UH Football And Basketball Have Big Weekends On Tap
That the football team is playing for the C-USA West title with the chance to play in the conference championship game is, in itself, a bit of a miracle. The Cougars shot themselves in the foot way back in October when they lost to UTEP and suffered a conference defeat. But after handling the games that followed, including the last-second win at Tulsa, the Cougars were cruising to the title. Only to lose to UCF two weeks ago.
That left the Cougars a game behind SMU in the C-USA West standings. But thankfully, SMU coach June Jones was more concerned with getting a trip to a bowl game in Hawaii, and less concerned with actually winning the conference and the chance to play in the Liberty Bowl in Memphis. And thankfully, his team followed his example, and they lost to Marshall on Saturday in a game that they should have won. Thus, SMU and Houston are now tied, and the Cougars hold the tiebreaker advantage.

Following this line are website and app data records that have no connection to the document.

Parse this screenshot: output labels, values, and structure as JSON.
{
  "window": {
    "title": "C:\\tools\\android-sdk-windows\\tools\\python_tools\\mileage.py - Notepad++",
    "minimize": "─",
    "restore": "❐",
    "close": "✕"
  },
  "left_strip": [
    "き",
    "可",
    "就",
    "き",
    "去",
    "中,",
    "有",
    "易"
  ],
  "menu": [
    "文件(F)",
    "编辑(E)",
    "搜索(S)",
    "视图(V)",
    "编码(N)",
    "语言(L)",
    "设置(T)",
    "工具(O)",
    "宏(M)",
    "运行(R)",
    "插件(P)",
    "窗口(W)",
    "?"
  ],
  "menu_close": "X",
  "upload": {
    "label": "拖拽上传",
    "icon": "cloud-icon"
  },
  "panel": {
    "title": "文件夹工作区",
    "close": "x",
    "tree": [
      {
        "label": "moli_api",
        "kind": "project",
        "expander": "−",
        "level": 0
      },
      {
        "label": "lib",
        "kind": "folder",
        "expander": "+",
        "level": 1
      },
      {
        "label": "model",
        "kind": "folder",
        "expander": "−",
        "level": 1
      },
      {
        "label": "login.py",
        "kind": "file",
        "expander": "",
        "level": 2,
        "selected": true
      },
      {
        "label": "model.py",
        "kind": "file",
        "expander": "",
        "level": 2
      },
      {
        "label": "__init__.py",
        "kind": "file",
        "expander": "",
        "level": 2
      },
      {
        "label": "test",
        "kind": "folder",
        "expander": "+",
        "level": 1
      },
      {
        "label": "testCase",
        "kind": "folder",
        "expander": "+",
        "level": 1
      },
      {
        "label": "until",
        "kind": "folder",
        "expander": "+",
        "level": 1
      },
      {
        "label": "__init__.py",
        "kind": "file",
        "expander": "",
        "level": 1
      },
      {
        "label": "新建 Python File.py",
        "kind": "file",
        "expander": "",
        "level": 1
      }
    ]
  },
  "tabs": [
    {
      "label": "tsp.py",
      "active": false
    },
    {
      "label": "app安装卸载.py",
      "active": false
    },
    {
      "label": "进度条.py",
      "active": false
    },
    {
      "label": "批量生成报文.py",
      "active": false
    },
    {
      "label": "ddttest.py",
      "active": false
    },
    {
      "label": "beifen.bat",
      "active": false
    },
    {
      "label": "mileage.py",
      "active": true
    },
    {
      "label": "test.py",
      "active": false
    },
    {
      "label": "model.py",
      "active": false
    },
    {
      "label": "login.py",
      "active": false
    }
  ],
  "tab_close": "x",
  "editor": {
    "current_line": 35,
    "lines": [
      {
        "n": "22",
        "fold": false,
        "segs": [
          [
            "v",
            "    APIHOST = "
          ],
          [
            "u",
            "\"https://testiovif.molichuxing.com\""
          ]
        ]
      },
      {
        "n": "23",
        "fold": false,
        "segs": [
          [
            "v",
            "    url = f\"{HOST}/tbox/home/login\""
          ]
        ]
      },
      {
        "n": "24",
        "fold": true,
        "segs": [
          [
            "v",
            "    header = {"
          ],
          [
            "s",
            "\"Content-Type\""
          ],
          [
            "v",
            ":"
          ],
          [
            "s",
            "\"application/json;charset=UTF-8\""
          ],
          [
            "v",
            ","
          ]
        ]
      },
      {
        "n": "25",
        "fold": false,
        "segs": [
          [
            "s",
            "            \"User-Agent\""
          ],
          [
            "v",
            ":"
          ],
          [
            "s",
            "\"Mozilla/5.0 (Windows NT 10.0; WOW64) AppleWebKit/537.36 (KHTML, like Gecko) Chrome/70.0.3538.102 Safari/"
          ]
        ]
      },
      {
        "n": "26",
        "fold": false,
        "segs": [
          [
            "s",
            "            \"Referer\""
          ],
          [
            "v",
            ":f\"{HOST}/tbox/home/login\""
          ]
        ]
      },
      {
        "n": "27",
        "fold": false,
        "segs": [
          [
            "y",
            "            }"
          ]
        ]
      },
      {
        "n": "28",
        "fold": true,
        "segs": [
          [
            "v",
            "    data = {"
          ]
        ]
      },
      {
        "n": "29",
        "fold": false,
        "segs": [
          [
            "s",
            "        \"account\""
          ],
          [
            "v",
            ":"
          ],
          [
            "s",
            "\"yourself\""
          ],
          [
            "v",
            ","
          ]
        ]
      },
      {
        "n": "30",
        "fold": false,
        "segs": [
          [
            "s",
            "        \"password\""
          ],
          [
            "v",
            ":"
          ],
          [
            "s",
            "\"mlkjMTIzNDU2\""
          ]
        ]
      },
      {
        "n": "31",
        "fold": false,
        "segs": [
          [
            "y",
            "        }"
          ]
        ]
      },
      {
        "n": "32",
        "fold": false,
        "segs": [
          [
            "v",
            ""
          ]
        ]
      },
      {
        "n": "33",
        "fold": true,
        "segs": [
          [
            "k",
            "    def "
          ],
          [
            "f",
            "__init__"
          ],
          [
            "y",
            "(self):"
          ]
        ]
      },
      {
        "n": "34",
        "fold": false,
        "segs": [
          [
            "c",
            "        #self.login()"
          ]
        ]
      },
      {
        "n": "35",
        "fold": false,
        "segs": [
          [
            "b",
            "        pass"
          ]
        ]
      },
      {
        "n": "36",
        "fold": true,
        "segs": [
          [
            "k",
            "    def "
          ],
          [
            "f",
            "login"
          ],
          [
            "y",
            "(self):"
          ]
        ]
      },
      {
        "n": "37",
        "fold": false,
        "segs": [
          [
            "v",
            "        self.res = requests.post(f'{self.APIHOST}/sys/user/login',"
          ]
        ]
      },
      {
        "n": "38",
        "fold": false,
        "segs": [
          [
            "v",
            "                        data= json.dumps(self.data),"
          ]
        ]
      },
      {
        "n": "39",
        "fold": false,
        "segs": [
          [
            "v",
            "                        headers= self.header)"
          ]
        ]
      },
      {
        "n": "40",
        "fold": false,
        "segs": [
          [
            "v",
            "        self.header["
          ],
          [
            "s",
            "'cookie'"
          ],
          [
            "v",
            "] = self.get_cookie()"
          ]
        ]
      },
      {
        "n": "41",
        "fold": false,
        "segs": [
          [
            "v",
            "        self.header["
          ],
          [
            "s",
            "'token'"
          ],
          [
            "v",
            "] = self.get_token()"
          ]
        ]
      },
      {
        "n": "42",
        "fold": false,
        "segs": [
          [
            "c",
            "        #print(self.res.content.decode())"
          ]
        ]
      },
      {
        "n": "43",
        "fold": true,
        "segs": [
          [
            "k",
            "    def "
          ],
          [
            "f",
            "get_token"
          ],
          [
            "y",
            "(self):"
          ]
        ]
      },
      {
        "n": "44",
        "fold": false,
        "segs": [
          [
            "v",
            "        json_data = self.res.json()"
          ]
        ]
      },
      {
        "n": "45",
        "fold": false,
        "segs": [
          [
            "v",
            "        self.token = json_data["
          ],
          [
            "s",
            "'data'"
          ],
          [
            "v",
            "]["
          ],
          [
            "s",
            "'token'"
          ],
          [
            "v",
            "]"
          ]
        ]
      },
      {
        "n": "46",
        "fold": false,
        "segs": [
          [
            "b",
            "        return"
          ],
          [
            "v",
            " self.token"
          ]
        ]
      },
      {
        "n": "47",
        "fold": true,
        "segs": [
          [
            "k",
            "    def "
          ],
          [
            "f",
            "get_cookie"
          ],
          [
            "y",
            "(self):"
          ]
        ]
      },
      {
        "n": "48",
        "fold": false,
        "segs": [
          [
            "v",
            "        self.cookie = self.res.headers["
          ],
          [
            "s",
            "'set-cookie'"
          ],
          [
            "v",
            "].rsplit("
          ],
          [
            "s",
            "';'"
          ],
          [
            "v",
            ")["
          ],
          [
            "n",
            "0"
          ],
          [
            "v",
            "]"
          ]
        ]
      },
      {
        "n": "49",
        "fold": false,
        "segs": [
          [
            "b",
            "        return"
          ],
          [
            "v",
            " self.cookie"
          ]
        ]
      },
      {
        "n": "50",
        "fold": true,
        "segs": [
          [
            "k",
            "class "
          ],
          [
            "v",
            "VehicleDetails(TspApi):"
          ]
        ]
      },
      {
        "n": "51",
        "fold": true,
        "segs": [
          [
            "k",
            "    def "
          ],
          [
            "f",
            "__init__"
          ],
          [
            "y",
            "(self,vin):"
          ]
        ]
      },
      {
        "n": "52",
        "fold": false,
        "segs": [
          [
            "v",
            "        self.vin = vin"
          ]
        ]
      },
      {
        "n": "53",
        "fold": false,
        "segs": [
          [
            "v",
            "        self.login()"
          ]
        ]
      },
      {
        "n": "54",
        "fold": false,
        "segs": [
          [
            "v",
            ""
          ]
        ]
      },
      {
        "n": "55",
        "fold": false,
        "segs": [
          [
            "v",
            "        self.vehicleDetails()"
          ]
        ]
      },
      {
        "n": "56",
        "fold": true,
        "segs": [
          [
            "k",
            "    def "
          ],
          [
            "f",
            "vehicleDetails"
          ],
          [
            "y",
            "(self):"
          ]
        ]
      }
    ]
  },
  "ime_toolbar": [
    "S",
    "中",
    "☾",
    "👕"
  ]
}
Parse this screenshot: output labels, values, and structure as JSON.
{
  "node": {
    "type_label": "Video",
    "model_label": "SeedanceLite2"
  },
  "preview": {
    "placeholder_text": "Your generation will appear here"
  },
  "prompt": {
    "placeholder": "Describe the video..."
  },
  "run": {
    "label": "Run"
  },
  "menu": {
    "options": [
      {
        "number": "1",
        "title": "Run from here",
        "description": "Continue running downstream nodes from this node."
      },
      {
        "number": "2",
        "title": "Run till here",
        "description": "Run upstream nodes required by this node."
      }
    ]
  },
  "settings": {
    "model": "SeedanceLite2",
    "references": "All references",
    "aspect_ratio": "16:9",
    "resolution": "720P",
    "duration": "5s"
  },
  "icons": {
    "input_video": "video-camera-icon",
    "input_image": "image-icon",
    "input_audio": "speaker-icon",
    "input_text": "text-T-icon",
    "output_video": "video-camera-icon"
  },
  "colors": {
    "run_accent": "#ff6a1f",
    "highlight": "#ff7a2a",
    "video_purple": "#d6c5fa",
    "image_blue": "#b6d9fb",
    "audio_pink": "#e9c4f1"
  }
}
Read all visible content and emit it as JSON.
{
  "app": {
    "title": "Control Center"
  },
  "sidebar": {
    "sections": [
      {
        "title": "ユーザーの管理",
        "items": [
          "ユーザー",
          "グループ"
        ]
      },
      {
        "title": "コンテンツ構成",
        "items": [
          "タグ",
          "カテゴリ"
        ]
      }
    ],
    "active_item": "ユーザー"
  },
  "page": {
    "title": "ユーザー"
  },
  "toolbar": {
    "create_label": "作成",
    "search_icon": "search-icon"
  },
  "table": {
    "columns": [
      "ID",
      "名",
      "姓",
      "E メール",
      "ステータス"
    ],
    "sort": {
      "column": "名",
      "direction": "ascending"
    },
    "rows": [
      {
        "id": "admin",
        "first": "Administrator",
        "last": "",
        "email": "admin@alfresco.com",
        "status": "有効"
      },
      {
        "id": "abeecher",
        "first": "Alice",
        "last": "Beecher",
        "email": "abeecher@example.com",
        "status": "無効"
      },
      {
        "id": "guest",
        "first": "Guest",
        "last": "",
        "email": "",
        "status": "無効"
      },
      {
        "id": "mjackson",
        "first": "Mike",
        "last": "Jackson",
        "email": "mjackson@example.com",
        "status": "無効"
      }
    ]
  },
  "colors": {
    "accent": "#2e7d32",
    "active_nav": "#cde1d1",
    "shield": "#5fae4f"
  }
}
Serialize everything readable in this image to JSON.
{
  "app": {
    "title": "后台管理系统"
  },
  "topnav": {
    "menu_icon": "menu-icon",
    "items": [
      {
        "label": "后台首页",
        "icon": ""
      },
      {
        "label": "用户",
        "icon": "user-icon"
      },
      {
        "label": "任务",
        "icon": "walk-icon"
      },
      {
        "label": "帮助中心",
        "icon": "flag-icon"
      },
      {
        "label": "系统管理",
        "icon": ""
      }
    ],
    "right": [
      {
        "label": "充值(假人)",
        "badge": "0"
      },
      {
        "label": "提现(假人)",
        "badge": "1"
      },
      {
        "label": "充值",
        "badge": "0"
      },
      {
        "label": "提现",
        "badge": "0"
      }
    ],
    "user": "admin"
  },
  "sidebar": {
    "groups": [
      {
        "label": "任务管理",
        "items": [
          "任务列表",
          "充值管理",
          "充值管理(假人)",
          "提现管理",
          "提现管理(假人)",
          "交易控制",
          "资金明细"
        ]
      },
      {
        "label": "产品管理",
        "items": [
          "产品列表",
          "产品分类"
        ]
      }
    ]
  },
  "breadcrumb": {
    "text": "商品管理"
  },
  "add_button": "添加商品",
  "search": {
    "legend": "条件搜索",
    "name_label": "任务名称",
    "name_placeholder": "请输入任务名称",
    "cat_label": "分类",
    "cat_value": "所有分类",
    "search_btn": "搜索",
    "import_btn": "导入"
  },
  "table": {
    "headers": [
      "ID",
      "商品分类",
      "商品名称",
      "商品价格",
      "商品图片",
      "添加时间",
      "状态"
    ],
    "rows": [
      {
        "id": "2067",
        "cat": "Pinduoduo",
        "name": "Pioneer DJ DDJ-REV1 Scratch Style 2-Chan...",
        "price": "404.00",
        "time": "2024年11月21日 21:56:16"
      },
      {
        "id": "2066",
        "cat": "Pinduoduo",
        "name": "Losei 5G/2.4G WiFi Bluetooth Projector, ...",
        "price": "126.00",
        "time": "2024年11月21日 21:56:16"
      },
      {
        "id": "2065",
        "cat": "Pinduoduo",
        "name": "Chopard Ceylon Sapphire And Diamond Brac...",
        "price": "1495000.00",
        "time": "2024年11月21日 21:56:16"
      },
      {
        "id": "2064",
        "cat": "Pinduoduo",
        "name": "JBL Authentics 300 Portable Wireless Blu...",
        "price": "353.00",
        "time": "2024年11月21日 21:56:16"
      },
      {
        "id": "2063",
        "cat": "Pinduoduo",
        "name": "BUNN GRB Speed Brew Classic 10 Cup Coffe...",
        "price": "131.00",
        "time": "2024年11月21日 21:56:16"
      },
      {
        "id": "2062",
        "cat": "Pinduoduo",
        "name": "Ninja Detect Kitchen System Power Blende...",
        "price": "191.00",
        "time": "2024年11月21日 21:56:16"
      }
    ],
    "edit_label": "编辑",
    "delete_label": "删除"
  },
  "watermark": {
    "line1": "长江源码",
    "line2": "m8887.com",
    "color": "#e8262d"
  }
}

"We have to concern ourselves with the next game," QB Case Keenum said last week. "Things tend to have a way working out. At the end of the season it seems like everything goes crazy and a lot of situations are possible. We just have to worry about ourselves."
And he was right. The Cougars took care of business against Tulsa and things worked out. Of course, as Keenum said, the Cougars have to keep worrying about themselves and the next game. Rice should be an easy win for the Cougars. Then again, UTEP and UCF should have been easy wins.
Speaking of Keenum, while he may not end up in the final running for the Heisman, he is one of the finalists, along with Colt McCoy of Texas and Tim Tebow of Florida, for the Davey O'Brien Award. The O'Brien Award is given to the nation's best quarterback, and the winner is selected by a group of reporters, journalists, and broadcasters (and no, I don't have a vote). There is also a fan element to the award, and the fan vote counts for five percent of the overall vote.
The men's basketball team, unlike the football team, is coming off of a loss to Nevada on Saturday night. Nevada was 24-for-38 from the field in the first half and finished by shooting 60.9 percent on the night to win 112-99. The Cougars shot a respectable 44 percent, but were out-rebounded by Nevada 57-27.
Nevada took a 61-44 lead and turned it into a 26-point lead midway through the second half before the Cougars, behind stud shooting guard Aubrey Coleman, made a valiant comeback effort and got to within six points with about five minutes on the clock before going down.
Coleman finished the night with 32 points, seven rebounds, three assists and four steals. It was his second straight 30-plus point game and the fifth of his career. But except for guard Adam Brown off of the bench, Coleman didn't have much help, especially on the boards. Looking at the rebounding numbers, it's a wonder that the Cougars didn't lose by more than they did.
Head coach Tom Penders said that Nevada was on fire from the start, and that his guys failed to match their intensity. But Penders also said the altitude in Reno played a bit of a role in the outcome. "The altitude was as factor in this game," he said. "Our guys were having trouble, we could feel it."
The altitude shouldn't be much of a factor starting Thanksgiving. Instead, the Cougars are just going to have to worry about staying warm as they're slated to play three games in Anchorage, Alaska, starting late Thursday night with a premier match-up against Oklahoma. The Cougars will take on San Diego on Friday night. And they will play either Washington State, Alaska Anchorage, or Nicholls State on Saturday at a time to be determined.
The Thursday and Friday basketball games will tip off at 10:30 p.m. and will air on Comcast Sports Southwest -- that means most of us won't be able to see them. The football team will play Rice on Saturday night at 7 p.m., and it, too, will air on Comcast Sports Southwest, which means that about the only way to actually see the game is to attend to the game in person.